England are without bowler Ollie Robinson for the series decider, after his debut was marred by the emergence of offensive tweets he had posted in 2012, when he was 18.
Robinson has been stood down pending an investigation, but further problematic posts from other players have surfaced since.
Before the First Test, Root and his team-mates stood on the boundary at Lord’s observing a ‘moment of unity’.
They will do so again tomorrow, despite the events of the last week. England received criticism from some quarters for stopping taking the knee halfway through last summer. The men’s team did it when West Indies and Ireland toured, before shelving it for their games against Pakistan and Australia.
“We will [do it again],” said Root, with regards to the ‘moment of unity’. “We have committed to making a positive change in our sport and it would be against everything we have spent… this group of players and how we currently feel about things.
“That doesn’t change just because of what’s happened. We have to face up to things. We accept that we are not perfect and we have made mistakes, as a lot of young people have. We have to own that and be strong with that. We have to stay together as a group of players and we have to make sure that we continue to keep trying to improve the sport and improve society through sport.
“If we can do that and keep trying to spread that message, a lot of good can come off the back of some bad stuff that has happened in the last week.”
Root described the last seven days as “uncomfortable for everyone”.
“Ultimately, as a side we have to find ways of bettering our game and better society through cricket,” he said. “We will continue to keep wearing those shirts, we will continue to keep finding ways to educate ourselves as players and as a group, and we will continue to find ways of bettering our sport and ways to action that throughout this summer and beyond.

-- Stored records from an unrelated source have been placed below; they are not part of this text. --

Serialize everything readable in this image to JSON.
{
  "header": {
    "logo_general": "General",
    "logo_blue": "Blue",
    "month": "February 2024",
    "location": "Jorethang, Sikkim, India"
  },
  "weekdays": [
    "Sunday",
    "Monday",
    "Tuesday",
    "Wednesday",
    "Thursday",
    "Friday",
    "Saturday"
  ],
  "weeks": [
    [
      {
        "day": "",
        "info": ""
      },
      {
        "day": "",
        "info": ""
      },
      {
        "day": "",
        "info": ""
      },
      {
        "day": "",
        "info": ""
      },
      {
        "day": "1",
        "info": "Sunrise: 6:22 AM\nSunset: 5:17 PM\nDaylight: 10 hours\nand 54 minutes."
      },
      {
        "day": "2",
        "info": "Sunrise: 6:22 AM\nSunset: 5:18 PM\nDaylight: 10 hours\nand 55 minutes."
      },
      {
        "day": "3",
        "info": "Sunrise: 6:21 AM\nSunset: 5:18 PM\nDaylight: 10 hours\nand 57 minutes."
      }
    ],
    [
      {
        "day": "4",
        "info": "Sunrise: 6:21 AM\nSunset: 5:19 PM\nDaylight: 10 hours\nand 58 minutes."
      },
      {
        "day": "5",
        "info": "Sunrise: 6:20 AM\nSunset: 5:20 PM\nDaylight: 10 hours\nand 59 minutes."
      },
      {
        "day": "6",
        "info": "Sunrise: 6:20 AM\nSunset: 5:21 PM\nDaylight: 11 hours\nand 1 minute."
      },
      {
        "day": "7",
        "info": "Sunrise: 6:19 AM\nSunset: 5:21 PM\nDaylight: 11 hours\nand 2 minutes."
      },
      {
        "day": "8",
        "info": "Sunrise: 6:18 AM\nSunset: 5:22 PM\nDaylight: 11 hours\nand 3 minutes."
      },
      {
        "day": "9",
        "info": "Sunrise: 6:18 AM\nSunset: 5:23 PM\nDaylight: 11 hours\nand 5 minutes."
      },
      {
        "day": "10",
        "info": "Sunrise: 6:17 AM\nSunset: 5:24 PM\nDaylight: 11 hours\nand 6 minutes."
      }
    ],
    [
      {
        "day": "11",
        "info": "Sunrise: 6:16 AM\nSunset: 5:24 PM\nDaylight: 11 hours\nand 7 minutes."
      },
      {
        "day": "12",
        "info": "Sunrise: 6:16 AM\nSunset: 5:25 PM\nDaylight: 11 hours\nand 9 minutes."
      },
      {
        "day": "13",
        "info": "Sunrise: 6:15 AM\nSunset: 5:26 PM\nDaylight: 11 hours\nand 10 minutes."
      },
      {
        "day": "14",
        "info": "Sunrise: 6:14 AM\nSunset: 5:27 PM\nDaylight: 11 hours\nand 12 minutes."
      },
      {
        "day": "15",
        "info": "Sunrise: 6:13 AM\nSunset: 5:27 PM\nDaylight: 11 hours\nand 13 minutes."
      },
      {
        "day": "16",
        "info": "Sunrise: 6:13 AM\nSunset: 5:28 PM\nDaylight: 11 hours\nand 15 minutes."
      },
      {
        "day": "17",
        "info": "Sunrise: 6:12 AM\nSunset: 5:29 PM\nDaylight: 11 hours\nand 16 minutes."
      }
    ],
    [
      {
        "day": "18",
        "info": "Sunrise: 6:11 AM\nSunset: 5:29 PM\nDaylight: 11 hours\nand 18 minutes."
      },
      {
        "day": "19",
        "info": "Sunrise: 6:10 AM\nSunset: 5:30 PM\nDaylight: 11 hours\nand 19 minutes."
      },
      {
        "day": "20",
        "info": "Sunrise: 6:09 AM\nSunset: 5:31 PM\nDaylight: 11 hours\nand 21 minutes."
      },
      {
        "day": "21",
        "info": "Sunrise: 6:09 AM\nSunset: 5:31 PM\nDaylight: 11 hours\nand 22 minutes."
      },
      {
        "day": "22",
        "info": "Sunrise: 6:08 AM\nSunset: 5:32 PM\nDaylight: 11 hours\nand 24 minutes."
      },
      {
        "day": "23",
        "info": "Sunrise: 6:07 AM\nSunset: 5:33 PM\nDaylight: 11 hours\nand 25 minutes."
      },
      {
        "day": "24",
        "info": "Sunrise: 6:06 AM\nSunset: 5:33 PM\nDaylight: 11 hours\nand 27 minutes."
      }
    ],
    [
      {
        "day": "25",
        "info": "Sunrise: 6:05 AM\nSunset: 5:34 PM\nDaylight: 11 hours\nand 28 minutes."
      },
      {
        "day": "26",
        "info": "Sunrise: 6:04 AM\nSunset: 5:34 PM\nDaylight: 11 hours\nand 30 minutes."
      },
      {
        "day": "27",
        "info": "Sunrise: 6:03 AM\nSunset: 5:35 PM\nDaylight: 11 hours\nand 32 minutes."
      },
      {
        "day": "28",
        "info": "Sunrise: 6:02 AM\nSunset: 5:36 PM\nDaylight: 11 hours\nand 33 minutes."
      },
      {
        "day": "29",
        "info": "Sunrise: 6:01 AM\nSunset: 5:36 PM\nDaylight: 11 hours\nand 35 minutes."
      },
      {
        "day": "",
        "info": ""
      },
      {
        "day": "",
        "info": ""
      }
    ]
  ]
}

“That’s very much how I feel, very much how the group feels. We have spent a lot of time talking about things, whether it be this week or over the last year in particular. How can we shape the game better, how can we make a real difference as a group of players? We are still very much committed to that, even in light of what’s happened. That’s not going to sway us. We do feel strongly about this and we will continue to keep trying to make a difference within our sport.”